Epigallocatechin gallate (EGCG) is a polyphenol found in green tea extract that enhances the action of insulin, improves blood vessel health, lowers blood pressure and promotes weight loss. However, a study on mice from China and Rutgers University found that EGCG was toxic to the liver by reducing important antioxidants that protect it from free radical damage. Free radicals are highly reactive chemicals linked to cell membrane damage, destruction of DNA and cell death. Bodybuilders should be extremely careful about taking supplements that affect individual performance or physiological variables. While they might improve performance, they could also have serious side effects.

Genes Influence Toxicity of Green Tea Extract

Animal studies have shown that the active chemical in green tea extract, epigallocatechin gallate (EGCG), is toxic to the liver at high doses. Green tea is a wildly successful human supplement used for weight loss and boosting energy levels. Rachel Church from the Institute for Drug Safety Sciences in Durham, North Carolina and colleagues, in a study on mice, found that genetics influence individual differences in liver toxicity experience by the animals. Some animals are genetically more predisposed to liver toxicity from taking green tea than others. This finding is an important lesson to athletes taking drugs and supplements— they affect people differently depending upon their individual genetics.

Tyrosine Increases Mental Function During Heat Exposure

Several months ago, we reported studies showing that supplementing the amino acid tyrosine improved concentration. Tyrosine is a precursor to dopamine, a brain chemical that controls thought processes. A study from the United Kingdom showed that tyrosine supplements improved mental effort and vigilance in soccer players subjected to a 90-minute simulated match in the heat. Many researchers believe that central nervous system fatigue is an important reason that performance decreases in athletes during prolonged exercise.

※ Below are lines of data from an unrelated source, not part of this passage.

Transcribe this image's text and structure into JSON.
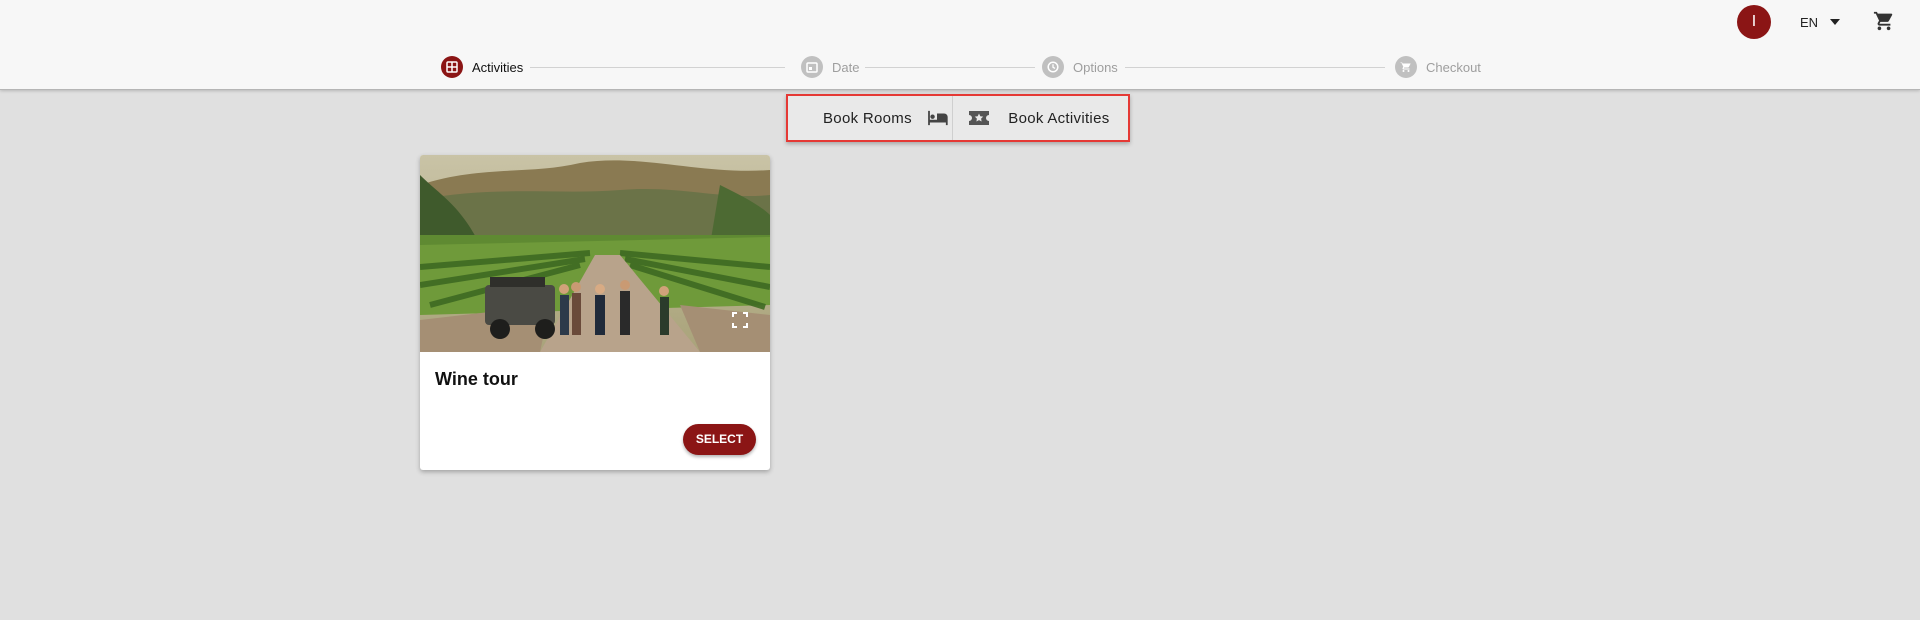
{
  "header": {
    "avatar_initial": "I",
    "language": "EN"
  },
  "stepper": {
    "steps": [
      {
        "label": "Activities",
        "state": "active"
      },
      {
        "label": "Date",
        "state": "inactive"
      },
      {
        "label": "Options",
        "state": "inactive"
      },
      {
        "label": "Checkout",
        "state": "inactive"
      }
    ]
  },
  "booking_toggle": {
    "rooms_label": "Book Rooms",
    "activities_label": "Book Activities"
  },
  "activities": [
    {
      "title": "Wine tour",
      "select_label": "SELECT"
    }
  ],
  "colors": {
    "accent": "#8b1515",
    "highlight_border": "#e53935",
    "page_background": "#e0e0e0",
    "header_background": "#f7f7f7"
  },
  "icons": {
    "avatar": "user-avatar",
    "language_dropdown": "caret-down-icon",
    "cart": "shopping-cart-icon",
    "step_activities": "activities-grid-icon",
    "step_date": "calendar-icon",
    "step_options": "clock-icon",
    "step_checkout": "cart-icon",
    "book_rooms": "bed-icon",
    "book_activities": "ticket-star-icon",
    "image_expand": "fullscreen-icon"
  }
}
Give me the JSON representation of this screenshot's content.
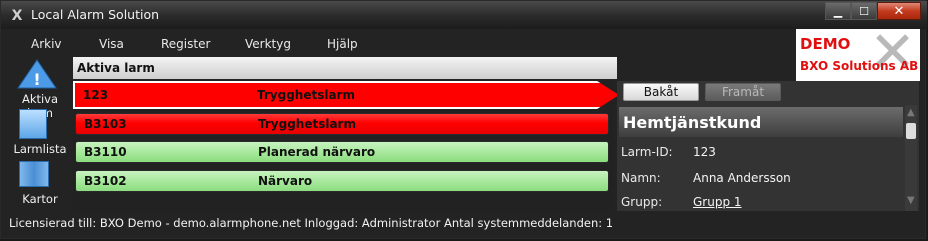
{
  "window": {
    "title": "Local Alarm Solution",
    "app_icon_glyph": "X",
    "controls": {
      "minimize": "▁",
      "maximize": "☐",
      "close": "✕"
    }
  },
  "menu": [
    "Arkiv",
    "Visa",
    "Register",
    "Verktyg",
    "Hjälp"
  ],
  "logo": {
    "demo": "DEMO",
    "company": "BXO Solutions AB"
  },
  "sidebar": {
    "items": [
      {
        "label": "Aktiva larm",
        "icon": "warning-triangle-icon"
      },
      {
        "label": "Larmlista",
        "icon": "book-icon"
      },
      {
        "label": "Kartor",
        "icon": "map-icon"
      }
    ]
  },
  "alarms_panel": {
    "header": "Aktiva larm",
    "rows": [
      {
        "id": "123",
        "type": "Trygghetslarm",
        "status": "red",
        "selected": true
      },
      {
        "id": "B3103",
        "type": "Trygghetslarm",
        "status": "red",
        "selected": false
      },
      {
        "id": "B3110",
        "type": "Planerad närvaro",
        "status": "green",
        "selected": false
      },
      {
        "id": "B3102",
        "type": "Närvaro",
        "status": "green",
        "selected": false
      }
    ],
    "colors": {
      "red": "#ff0000",
      "green": "#a5e89a"
    }
  },
  "detail": {
    "back_label": "Bakåt",
    "forward_label": "Framåt",
    "title": "Hemtjänstkund",
    "fields": [
      {
        "label": "Larm-ID:",
        "value": "123"
      },
      {
        "label": "Namn:",
        "value": "Anna Andersson"
      },
      {
        "label": "Grupp:",
        "value": "Grupp 1"
      }
    ]
  },
  "status": {
    "text": "Licensierad till: BXO Demo - demo.alarmphone.net  Inloggad:  Administrator  Antal systemmeddelanden: 1"
  }
}
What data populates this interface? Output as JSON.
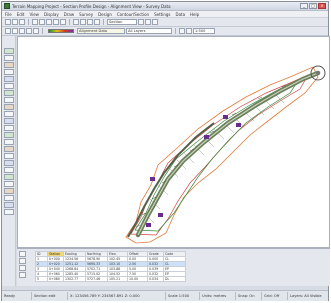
{
  "window": {
    "title": "Terrain Mapping Project - Section Profile Design - Alignment View - Survey Data",
    "minimize": "_",
    "maximize": "□",
    "close": "×"
  },
  "menu": [
    "File",
    "Edit",
    "View",
    "Display",
    "Draw",
    "Survey",
    "Design",
    "Contour/Section",
    "Settings",
    "Data",
    "Help"
  ],
  "toolbar": {
    "field1": "Section",
    "field2": "Alignment Data",
    "field3": "All Layers",
    "field4": "1:500"
  },
  "table": {
    "columns": [
      "ID",
      "Station",
      "Easting",
      "Northing",
      "Elev.",
      "Offset",
      "Grade",
      "Code"
    ],
    "rows": [
      [
        "1",
        "0+000",
        "1234.56",
        "5678.90",
        "102.45",
        "0.00",
        "0.000",
        "CL"
      ],
      [
        "2",
        "0+020",
        "1251.12",
        "5690.33",
        "103.10",
        "2.50",
        "0.032",
        "CL"
      ],
      [
        "3",
        "0+040",
        "1268.84",
        "5702.71",
        "103.88",
        "5.00",
        "0.039",
        "EP"
      ],
      [
        "4",
        "0+060",
        "1285.40",
        "5715.02",
        "104.52",
        "7.50",
        "0.032",
        "EP"
      ],
      [
        "5",
        "0+080",
        "1302.77",
        "5727.46",
        "105.21",
        "10.00",
        "0.034",
        "DL"
      ]
    ]
  },
  "status": {
    "ready": "Ready",
    "mode": "Section edit",
    "coords": "X: 123456.789  Y: 234567.891  Z: 0.000",
    "scale": "Scale 1:500",
    "units": "Units: metres",
    "snap": "Snap: On",
    "grid": "Grid: Off",
    "layers": "Layers: All Visible"
  },
  "colors": {
    "alignment": "#6b7f5a",
    "contour_orange": "#e07a3a",
    "contour_red": "#d24a4a",
    "contour_green": "#3a8a3a",
    "marker": "#6a2d8f"
  }
}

Tyrosine may improve mental function during intense training and competition.


1. (Toxicology and Applied Pharmacology, 283: 65-74, 2015)
2. (Food and Chemical Toxicology, 75:19-26, 2015)
3. (European Journal of Applied Physiology, 115: 373-386, 2015)